Limbo of the Copyright and Adventures in Fair Use

Slashdots coverage of the Limbo of the Lost controversy has yielded some really interesting linkfodder. Steve Bovis is apparently a real world class idiot and has taken up the banner in his own name. His lawyer (solicitor) has advised him to keep quiet but it’s pretty obvious he’s proud of his own invention and thinks videogames are big money. He also claims he was developing the game (Limbo of the Lost) for two other consoles before they were “killed off”. Nevermind the fact that a development license on a console is exactly that – you need to actually buy a license to develop and you need to buy the hardware to develop on which is big money to discourage us non-big-game-company folk to not buy a console which doesn’t check the copyprotection on discs.

Apparently Steve also has had his account suspended on Wintermute, which tells us a lot about how he intended the game to look. Wintermute is a free-to-all engine which retains copyright control over it’s code. This means the engine itself is suspect in terms of fair use, let alone all the produced artistic materials. So far no-one on their forums has weighed in on the topic aside of banning his account outright.

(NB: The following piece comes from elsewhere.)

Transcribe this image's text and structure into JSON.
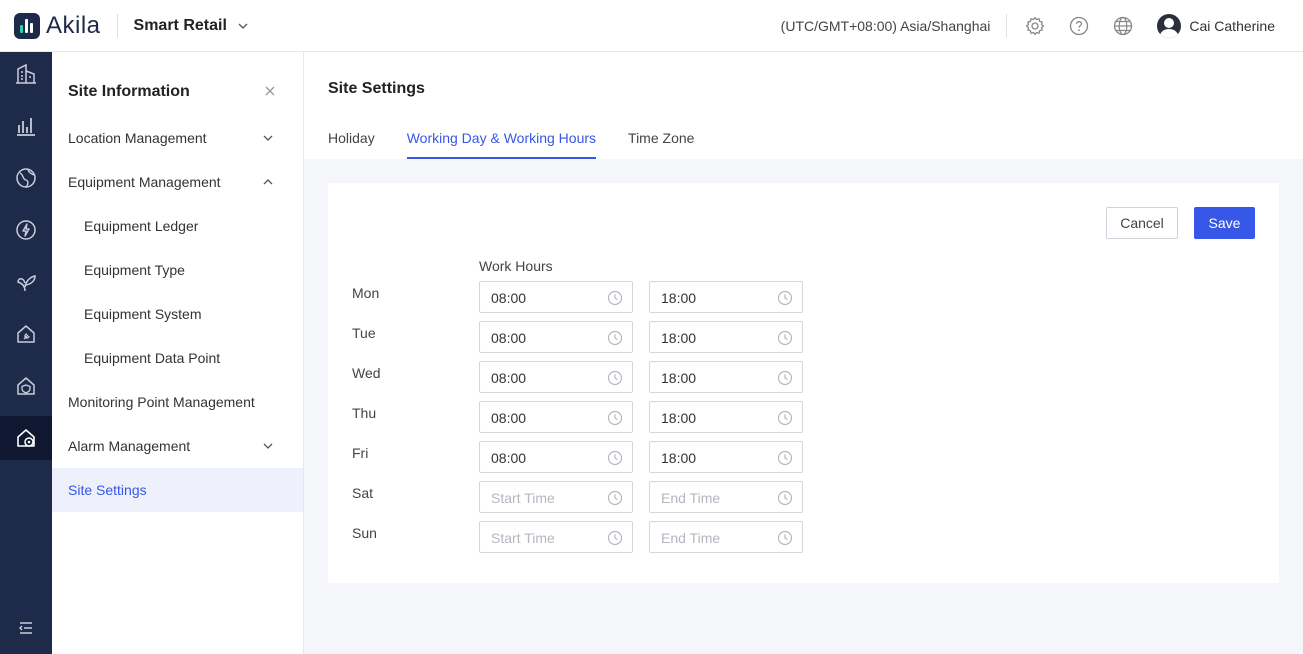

But it gets better – with Wintermute being used with questionable legality and redistribution rights, Steve decides to go over to Games Radar and talk a pile of trash. His arguments are fairly braindead and illustrate why I don’t believe that physical property law is any type of analogy to intellectual property law. It’s clear that Steve and company ripped off these games wholesale and violated the intellectual property law protecting them, but his views everything in terms of property law. His examples include the ideas that screenshots are not derived works and they are the same as photographs. He also says that copying Big Ben wholesale would be clear infringement but a photograph of Big Ben is not. (The actual legal status of both examples is that this is OK for educational or personal use but commercial resale is strictly prohibited). While I hate EULAs attached to software, this is clearly why they come in handy.